If your loved one has a valid Living Trust at the time they have been classified by their physician as mentally incapable of handling their own financial affairs, the Successor Trustee — in other words, the person your loved one appointed to administer the Trust — will step in to administer your loved one's Trust assets for the remainder of their life, and handle the distribution of the estate at their death.

If your loved one passes away without having prepared a Will or Living Trust, the estate will be distributed according to the laws of intestate. Simply put, this means the estate will pass to their next of kin, which may not be what was intended or desired. Intestate laws are state-dependent.

One thing all four documents have in common is that, at the time of their creation, the person executing them must be of sound mind (have mental capacity to make such decisions). At the first sign your loved one suffers from dementia, take the time to review existing estate documents, if any, to ensure that their wishes, as well as financial and healthcare management, are properly addressed. If your loved one doesn't have valid estate documents, take the time to educate them about the need for these documents and, if they are amenable, help make arrangements to have the documents prepared. In some instances, an attorney isn't required, but it is always recommended that you seek the advice of a licensed attorney in your area before executing any legal document.

Without these documents, after your loved one becomes incapacitated, you will not have access to their financial information. This includes, but is not limited to, dealing with social security on their behalf, writing checks or executing tax returns. In fact, most utility companies will not even provide basic account information such as outstanding balance to anyone who is not an account holder, unless they possess a Durable Power of Attorney for Finance; this could result in your loved one's water, heat, and other utilities being disconnected for nonpayment. It addition to creating and maintaining the proper legal documents, it is also important to get the person's financial affairs in order.

Without proper estate planning, you will have limited access to your loved one's medical insurance information, medical records (such as the medications they're taking), and you could even be denied visitation rights if they are hospitalized. One of the most heart wrenching experiences is to witness a loved one suffer with a terminal illness, and to know their true intentions regarding healthcare and end-of-life decisions are not being honored, simply because they were never codified.

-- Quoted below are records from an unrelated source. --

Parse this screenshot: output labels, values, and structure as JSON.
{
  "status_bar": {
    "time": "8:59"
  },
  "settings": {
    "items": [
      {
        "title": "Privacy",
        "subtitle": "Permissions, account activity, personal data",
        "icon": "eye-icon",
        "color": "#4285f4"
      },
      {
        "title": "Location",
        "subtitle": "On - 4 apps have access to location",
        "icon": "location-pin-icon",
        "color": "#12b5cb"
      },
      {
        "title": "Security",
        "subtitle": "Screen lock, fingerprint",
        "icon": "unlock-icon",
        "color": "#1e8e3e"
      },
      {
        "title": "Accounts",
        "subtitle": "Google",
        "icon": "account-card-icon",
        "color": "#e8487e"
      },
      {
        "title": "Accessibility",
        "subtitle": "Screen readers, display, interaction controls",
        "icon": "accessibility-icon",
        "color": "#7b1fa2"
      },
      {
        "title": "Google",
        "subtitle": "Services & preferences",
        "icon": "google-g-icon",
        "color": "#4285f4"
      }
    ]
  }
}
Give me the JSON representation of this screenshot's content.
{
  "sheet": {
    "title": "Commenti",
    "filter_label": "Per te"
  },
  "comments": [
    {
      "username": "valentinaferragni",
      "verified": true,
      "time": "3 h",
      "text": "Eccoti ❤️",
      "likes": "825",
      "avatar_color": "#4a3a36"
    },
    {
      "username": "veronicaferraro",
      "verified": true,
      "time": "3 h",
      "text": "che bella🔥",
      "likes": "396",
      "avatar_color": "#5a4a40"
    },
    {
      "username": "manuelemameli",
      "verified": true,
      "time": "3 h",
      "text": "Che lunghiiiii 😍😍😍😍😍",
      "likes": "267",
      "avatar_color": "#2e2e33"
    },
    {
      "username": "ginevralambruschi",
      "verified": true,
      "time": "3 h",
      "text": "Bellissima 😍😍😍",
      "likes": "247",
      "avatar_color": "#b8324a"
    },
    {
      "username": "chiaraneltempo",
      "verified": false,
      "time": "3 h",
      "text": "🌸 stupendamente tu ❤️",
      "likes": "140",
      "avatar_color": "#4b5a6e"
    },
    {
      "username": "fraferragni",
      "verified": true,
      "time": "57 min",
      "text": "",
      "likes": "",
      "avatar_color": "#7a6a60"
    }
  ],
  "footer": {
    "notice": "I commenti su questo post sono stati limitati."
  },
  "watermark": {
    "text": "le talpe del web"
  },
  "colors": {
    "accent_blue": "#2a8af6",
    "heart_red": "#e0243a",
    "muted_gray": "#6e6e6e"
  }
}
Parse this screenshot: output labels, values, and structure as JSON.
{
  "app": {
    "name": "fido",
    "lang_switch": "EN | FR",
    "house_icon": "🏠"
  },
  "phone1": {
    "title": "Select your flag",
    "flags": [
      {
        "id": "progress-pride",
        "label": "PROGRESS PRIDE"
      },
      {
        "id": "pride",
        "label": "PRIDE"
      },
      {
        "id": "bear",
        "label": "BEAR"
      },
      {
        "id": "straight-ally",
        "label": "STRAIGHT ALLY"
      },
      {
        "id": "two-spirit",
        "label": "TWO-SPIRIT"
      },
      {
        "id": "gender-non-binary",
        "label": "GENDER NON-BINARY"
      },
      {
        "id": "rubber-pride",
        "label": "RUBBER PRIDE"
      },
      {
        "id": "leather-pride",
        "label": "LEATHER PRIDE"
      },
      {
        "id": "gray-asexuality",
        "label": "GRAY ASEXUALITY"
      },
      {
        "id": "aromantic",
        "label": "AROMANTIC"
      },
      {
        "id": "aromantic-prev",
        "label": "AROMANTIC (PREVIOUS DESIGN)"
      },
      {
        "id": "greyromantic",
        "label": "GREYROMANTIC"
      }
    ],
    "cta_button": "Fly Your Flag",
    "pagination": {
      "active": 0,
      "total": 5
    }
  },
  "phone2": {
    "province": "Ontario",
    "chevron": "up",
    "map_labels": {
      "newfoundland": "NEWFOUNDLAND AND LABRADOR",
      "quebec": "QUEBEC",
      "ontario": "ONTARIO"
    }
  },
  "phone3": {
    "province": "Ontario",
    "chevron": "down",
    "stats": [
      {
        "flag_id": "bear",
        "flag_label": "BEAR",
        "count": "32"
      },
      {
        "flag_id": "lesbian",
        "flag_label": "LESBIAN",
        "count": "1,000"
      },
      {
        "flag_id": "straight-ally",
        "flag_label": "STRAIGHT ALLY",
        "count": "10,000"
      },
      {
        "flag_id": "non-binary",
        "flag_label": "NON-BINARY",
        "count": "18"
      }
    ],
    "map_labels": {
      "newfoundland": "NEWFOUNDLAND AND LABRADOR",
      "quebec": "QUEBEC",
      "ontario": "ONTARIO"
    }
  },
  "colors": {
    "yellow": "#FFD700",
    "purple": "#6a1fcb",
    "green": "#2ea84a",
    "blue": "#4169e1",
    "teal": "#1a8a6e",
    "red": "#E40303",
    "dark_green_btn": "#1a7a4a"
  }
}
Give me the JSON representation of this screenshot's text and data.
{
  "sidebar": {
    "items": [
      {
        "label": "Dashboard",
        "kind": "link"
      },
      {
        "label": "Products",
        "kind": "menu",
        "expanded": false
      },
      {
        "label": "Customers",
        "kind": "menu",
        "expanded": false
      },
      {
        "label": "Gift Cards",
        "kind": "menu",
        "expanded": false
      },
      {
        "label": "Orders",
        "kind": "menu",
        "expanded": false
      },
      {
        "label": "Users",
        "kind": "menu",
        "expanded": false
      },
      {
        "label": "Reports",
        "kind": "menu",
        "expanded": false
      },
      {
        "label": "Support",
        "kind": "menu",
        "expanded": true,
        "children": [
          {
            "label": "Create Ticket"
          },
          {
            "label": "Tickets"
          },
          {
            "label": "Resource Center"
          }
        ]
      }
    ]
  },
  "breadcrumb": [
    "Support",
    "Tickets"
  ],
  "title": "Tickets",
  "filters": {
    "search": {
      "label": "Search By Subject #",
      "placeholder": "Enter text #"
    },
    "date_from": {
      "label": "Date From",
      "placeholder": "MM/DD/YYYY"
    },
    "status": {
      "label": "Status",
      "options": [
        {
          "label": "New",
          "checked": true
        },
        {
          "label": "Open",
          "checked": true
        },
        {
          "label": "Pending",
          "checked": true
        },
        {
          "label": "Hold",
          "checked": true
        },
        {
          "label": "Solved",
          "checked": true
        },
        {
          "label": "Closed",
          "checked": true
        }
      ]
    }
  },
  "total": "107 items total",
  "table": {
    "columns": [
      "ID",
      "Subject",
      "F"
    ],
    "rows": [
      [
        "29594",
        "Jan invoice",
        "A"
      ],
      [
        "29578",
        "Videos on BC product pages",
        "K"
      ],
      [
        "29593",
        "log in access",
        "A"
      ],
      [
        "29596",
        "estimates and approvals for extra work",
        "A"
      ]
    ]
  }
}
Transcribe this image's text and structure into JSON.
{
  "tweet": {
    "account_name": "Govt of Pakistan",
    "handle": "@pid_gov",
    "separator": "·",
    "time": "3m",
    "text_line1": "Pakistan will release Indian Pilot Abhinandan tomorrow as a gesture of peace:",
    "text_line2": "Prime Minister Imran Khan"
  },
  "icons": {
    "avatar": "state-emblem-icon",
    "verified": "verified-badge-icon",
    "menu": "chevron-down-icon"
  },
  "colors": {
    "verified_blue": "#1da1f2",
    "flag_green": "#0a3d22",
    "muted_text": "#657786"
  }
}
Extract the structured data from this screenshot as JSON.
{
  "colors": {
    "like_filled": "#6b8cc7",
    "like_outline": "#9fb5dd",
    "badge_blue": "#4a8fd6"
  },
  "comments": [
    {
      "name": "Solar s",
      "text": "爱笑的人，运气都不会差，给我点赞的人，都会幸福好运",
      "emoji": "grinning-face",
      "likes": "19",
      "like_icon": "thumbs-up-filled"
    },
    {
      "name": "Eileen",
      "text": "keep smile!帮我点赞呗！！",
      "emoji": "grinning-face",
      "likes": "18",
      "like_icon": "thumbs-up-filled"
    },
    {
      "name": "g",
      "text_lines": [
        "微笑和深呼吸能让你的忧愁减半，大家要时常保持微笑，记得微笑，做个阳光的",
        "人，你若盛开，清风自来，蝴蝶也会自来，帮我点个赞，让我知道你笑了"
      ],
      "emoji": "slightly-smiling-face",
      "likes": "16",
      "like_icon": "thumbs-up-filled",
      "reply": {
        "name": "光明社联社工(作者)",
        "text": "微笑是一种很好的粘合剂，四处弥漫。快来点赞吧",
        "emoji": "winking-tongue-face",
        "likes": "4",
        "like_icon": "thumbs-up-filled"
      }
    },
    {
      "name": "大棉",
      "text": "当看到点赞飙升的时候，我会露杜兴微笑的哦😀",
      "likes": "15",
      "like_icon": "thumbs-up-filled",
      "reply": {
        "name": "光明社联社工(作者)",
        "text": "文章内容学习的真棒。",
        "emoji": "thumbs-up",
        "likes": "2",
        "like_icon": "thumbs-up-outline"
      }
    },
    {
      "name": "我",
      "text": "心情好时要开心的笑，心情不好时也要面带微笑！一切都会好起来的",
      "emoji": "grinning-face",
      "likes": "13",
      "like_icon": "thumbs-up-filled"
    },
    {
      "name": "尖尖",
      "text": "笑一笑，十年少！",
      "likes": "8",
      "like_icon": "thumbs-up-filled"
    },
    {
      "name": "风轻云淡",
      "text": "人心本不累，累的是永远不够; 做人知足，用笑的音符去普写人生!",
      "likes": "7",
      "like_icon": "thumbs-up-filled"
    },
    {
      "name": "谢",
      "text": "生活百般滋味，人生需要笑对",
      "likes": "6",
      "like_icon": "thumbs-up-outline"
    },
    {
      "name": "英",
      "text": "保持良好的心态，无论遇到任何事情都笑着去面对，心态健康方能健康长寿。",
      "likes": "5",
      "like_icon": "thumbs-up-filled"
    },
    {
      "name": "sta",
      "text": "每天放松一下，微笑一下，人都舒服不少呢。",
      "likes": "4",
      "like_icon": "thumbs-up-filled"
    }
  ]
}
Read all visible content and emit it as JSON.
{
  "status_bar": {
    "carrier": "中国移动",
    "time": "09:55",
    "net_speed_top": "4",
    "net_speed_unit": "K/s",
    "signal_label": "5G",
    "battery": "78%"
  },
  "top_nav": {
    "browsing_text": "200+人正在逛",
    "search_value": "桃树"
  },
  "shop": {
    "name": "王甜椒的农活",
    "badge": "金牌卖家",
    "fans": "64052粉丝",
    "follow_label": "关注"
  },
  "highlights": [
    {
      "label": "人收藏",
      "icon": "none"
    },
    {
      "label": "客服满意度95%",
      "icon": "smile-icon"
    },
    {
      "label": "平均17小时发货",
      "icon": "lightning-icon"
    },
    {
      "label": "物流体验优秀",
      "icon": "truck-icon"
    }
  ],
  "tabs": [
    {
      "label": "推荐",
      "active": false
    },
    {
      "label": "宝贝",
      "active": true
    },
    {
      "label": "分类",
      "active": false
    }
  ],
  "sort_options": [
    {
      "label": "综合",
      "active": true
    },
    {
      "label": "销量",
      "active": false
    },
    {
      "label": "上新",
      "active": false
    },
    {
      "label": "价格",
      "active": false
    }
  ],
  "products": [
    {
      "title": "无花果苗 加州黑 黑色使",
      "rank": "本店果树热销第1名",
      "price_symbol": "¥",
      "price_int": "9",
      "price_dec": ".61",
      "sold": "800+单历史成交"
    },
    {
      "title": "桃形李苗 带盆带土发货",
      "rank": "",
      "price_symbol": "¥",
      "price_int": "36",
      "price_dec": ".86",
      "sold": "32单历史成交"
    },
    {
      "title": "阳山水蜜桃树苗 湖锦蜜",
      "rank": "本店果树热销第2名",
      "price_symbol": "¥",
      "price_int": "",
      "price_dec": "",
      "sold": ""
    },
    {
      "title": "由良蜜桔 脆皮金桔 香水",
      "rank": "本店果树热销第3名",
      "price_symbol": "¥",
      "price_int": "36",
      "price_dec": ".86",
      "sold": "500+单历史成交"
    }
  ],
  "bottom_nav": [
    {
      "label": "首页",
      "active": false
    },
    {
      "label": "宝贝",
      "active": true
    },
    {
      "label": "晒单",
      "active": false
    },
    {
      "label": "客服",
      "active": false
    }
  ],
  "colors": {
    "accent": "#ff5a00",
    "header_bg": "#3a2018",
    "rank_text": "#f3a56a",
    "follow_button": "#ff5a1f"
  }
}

The only way to rectify a lack of documentation post-incapacity is to seek a conservatorship for your loved one. This requires a Court proceeding. The time and financial cost involved to obtain a conservatorship are significant and can result in critical delays in the meantime — all of which can easily be avoided if your loved one's wishes are documented while they still have the capacity to do so.